**ASSIGNED TASK**
Identify each line in the records below that contains the word "icon", and copy it.

[Items from an interface collection]
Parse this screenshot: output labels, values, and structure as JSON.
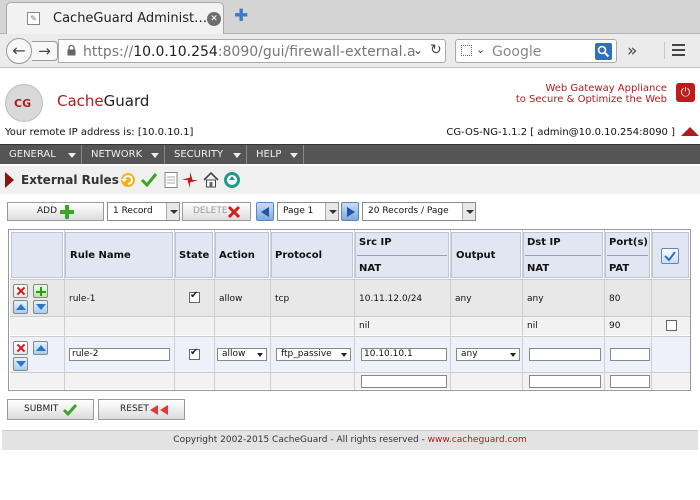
{
  "browser": {
    "tab_title": "CacheGuard Administ…",
    "url_prefix": "https://",
    "url_host": "10.0.10.254",
    "url_rest": ":8090/gui/firewall-external.a",
    "search_placeholder": "Google"
  },
  "header": {
    "brand_cache": "Cache",
    "brand_guard": "Guard",
    "logo_text": "CG",
    "tagline_line1": "Web Gateway Appliance",
    "tagline_line2": "to Secure & Optimize the Web",
    "remote_ip": "Your remote IP address is: [10.0.10.1]",
    "session": "CG-OS-NG-1.1.2 [ admin@10.0.10.254:8090 ]"
  },
  "menu": {
    "items": [
      {
        "label": "GENERAL"
      },
      {
        "label": "NETWORK"
      },
      {
        "label": "SECURITY"
      },
      {
        "label": "HELP"
      }
    ]
  },
  "page": {
    "title": "External Rules"
  },
  "toolbar": {
    "add_label": "ADD",
    "records_select": "1 Record",
    "delete_label": "DELETE",
    "page_select": "Page 1",
    "per_page_select": "20 Records / Page"
  },
  "table": {
    "headers": {
      "rule_name": "Rule Name",
      "state": "State",
      "action": "Action",
      "protocol": "Protocol",
      "src_ip": "Src IP",
      "nat": "NAT",
      "output": "Output",
      "dst_ip": "Dst IP",
      "dst_nat": "NAT",
      "ports": "Port(s)",
      "pat": "PAT"
    },
    "rows": [
      {
        "rule_name": "rule-1",
        "state": true,
        "action": "allow",
        "protocol": "tcp",
        "src_ip": "10.11.12.0/24",
        "output": "any",
        "dst_ip": "any",
        "ports": "80",
        "src_nat": "nil",
        "dst_nat": "nil",
        "pat": "90"
      },
      {
        "rule_name": "rule-2",
        "state": true,
        "action": "allow",
        "protocol": "ftp_passive",
        "src_ip": "10.10.10.1",
        "output": "any",
        "dst_ip": "",
        "ports": "",
        "src_nat": "",
        "dst_nat": "",
        "pat": ""
      }
    ]
  },
  "form": {
    "submit_label": "SUBMIT",
    "reset_label": "RESET"
  },
  "footer": {
    "copyright": "Copyright 2002-2015 CacheGuard - All rights reserved - ",
    "link": "www.cacheguard.com"
  },
  "colors": {
    "brand_red": "#b01c1c",
    "menubar": "#555555",
    "header_cell": "#e2e6f3",
    "row_highlight": "#eef0fa"
  }
}
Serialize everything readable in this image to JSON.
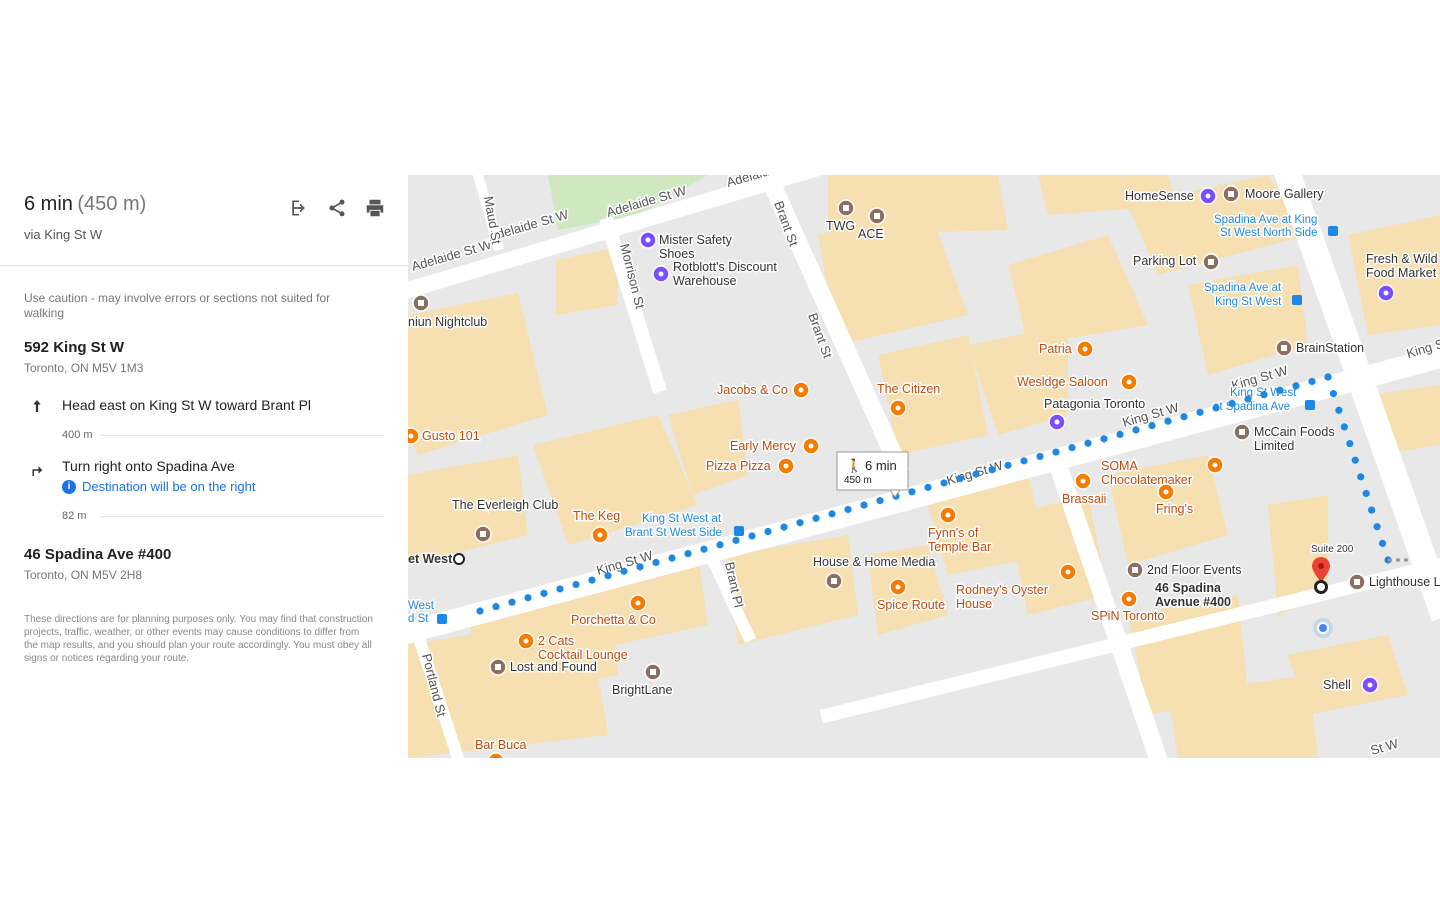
{
  "summary": {
    "duration": "6 min",
    "distance": "(450 m)",
    "via": "via King St W"
  },
  "tools": {
    "open_icon": "exit-to-app-icon",
    "share_icon": "share-icon",
    "print_icon": "print-icon"
  },
  "caution": "Use caution - may involve errors or sections not suited for walking",
  "origin": {
    "address": "592 King St W",
    "city": "Toronto, ON M5V 1M3"
  },
  "steps": [
    {
      "icon": "arrow-up-icon",
      "text": "Head east on King St W toward Brant Pl",
      "distance": "400 m"
    },
    {
      "icon": "turn-right-icon",
      "text": "Turn right onto Spadina Ave",
      "note": "Destination will be on the right",
      "distance": "82 m"
    }
  ],
  "destination": {
    "address": "46 Spadina Ave #400",
    "city": "Toronto, ON M5V 2H8"
  },
  "disclaimer": "These directions are for planning purposes only. You may find that construction projects, traffic, weather, or other events may cause conditions to differ from the map results, and you should plan your route accordingly. You must obey all signs or notices regarding your route.",
  "map": {
    "colors": {
      "route": "#1e88e5",
      "restaurant": "#f57c00",
      "shop": "#7c4dff",
      "generic": "#8d6e63",
      "transit": "#1e88e5",
      "building": "#f6dfb0",
      "road": "#ffffff",
      "ground": "#e8e8e8",
      "park": "#cfe8c0"
    },
    "route_callout": {
      "time": "6 min",
      "distance": "450 m"
    },
    "street_labels": [
      "Adelaide St W",
      "Adelaide St W",
      "Adelaide St W",
      "Adelaide S",
      "Maud St",
      "Morrison St",
      "Brant St",
      "Brant St",
      "Brant Pl",
      "Portland St",
      "King St W",
      "King St W",
      "King St W",
      "King St W",
      "King S",
      "St W"
    ],
    "transit_labels": [
      "King St West at Brant St West Side",
      "Spadina Ave at King St West North Side",
      "Spadina Ave at King St West",
      "King St West at Spadina Ave",
      "West d St"
    ],
    "pois": [
      {
        "name": "TWG",
        "type": "generic"
      },
      {
        "name": "ACE",
        "type": "generic"
      },
      {
        "name": "HomeSense",
        "type": "shop"
      },
      {
        "name": "Moore Gallery",
        "type": "generic"
      },
      {
        "name": "Fresh & Wild Food Market",
        "type": "shop"
      },
      {
        "name": "Mister Safety Shoes",
        "type": "shop"
      },
      {
        "name": "Rotblott's Discount Warehouse",
        "type": "shop"
      },
      {
        "name": "Parking Lot",
        "type": "generic"
      },
      {
        "name": "niun Nightclub",
        "type": "generic"
      },
      {
        "name": "BrainStation",
        "type": "generic"
      },
      {
        "name": "Patria",
        "type": "restaurant"
      },
      {
        "name": "Jacobs & Co",
        "type": "restaurant"
      },
      {
        "name": "The Citizen",
        "type": "restaurant"
      },
      {
        "name": "Wesldge Saloon",
        "type": "restaurant"
      },
      {
        "name": "Patagonia Toronto",
        "type": "shop"
      },
      {
        "name": "Gusto 101",
        "type": "restaurant"
      },
      {
        "name": "McCain Foods Limited",
        "type": "generic"
      },
      {
        "name": "Early Mercy",
        "type": "restaurant"
      },
      {
        "name": "Pizza Pizza",
        "type": "restaurant"
      },
      {
        "name": "SOMA Chocolatemaker",
        "type": "restaurant"
      },
      {
        "name": "Brassaii",
        "type": "restaurant"
      },
      {
        "name": "Fring's",
        "type": "restaurant"
      },
      {
        "name": "The Everleigh Club",
        "type": "generic"
      },
      {
        "name": "The Keg",
        "type": "restaurant"
      },
      {
        "name": "Fynn's of Temple Bar",
        "type": "restaurant"
      },
      {
        "name": "House & Home Media",
        "type": "generic"
      },
      {
        "name": "2nd Floor Events",
        "type": "generic"
      },
      {
        "name": "Suite 200",
        "type": "label"
      },
      {
        "name": "Lighthouse L",
        "type": "generic"
      },
      {
        "name": "46 Spadina Avenue #400",
        "type": "destination"
      },
      {
        "name": "et West",
        "type": "origin"
      },
      {
        "name": "Porchetta & Co",
        "type": "restaurant"
      },
      {
        "name": "Spice Route",
        "type": "restaurant"
      },
      {
        "name": "Rodney's Oyster House",
        "type": "restaurant"
      },
      {
        "name": "SPiN Toronto",
        "type": "restaurant"
      },
      {
        "name": "2 Cats Cocktail Lounge",
        "type": "restaurant"
      },
      {
        "name": "Lost and Found",
        "type": "generic"
      },
      {
        "name": "BrightLane",
        "type": "generic"
      },
      {
        "name": "Shell",
        "type": "shop"
      },
      {
        "name": "Bar Buca",
        "type": "restaurant"
      }
    ]
  }
}
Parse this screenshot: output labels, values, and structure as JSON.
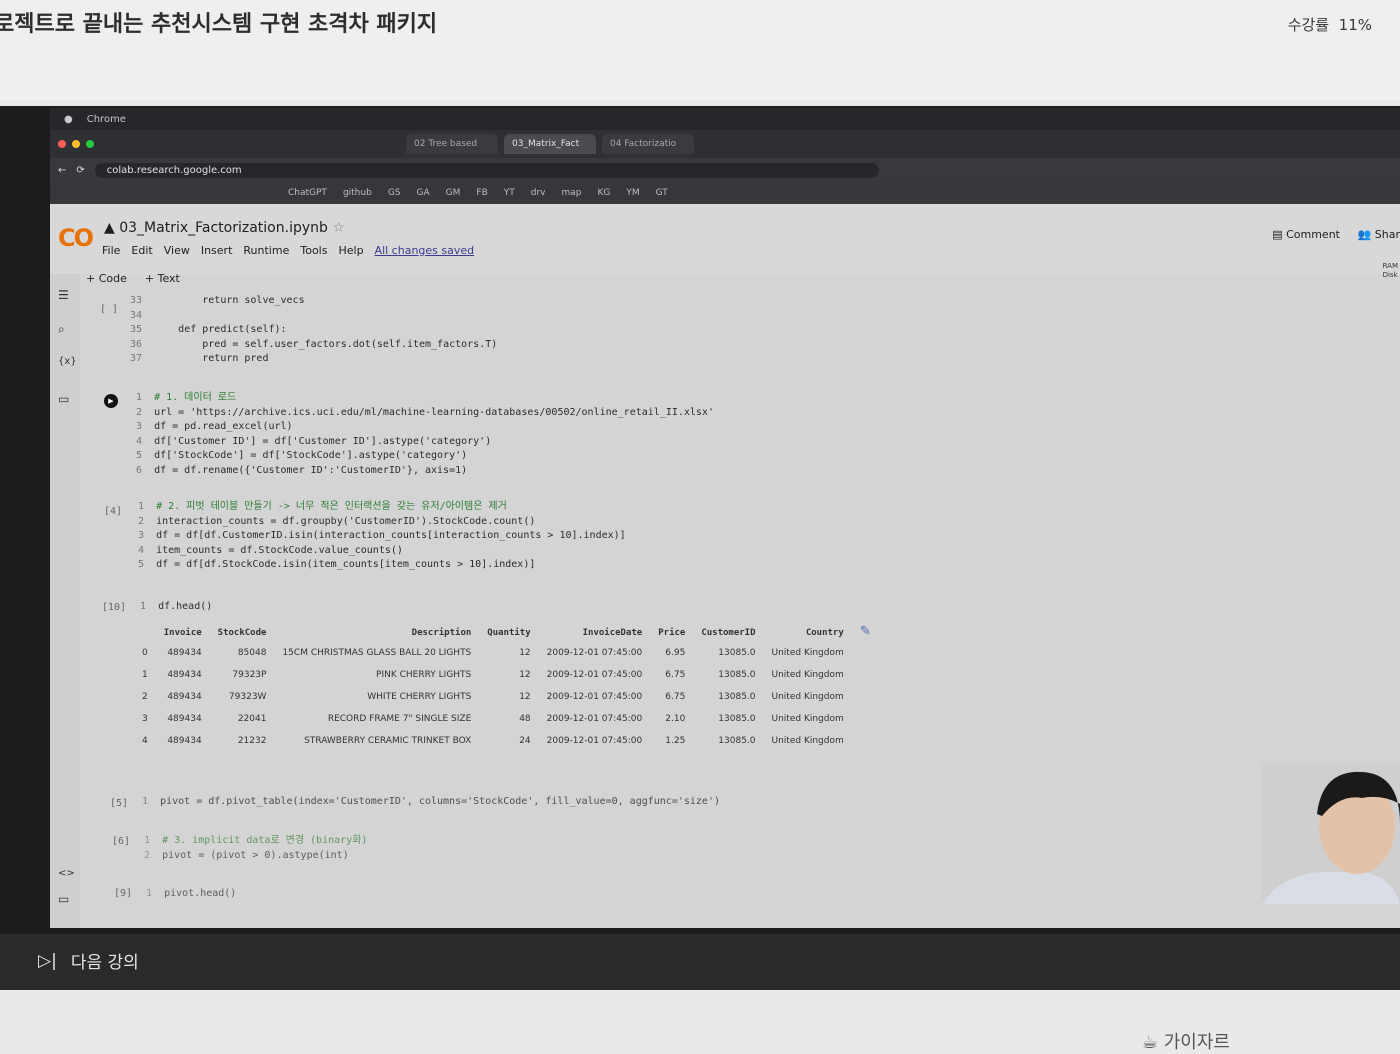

**ANSWER SECTION**
    "open_icon": "exit-to-app-icon",
    "share_icon": "share-icon",
    "print_icon": "print-icon"
      "icon": "arrow-up-icon",
      "icon": "turn-right-icon",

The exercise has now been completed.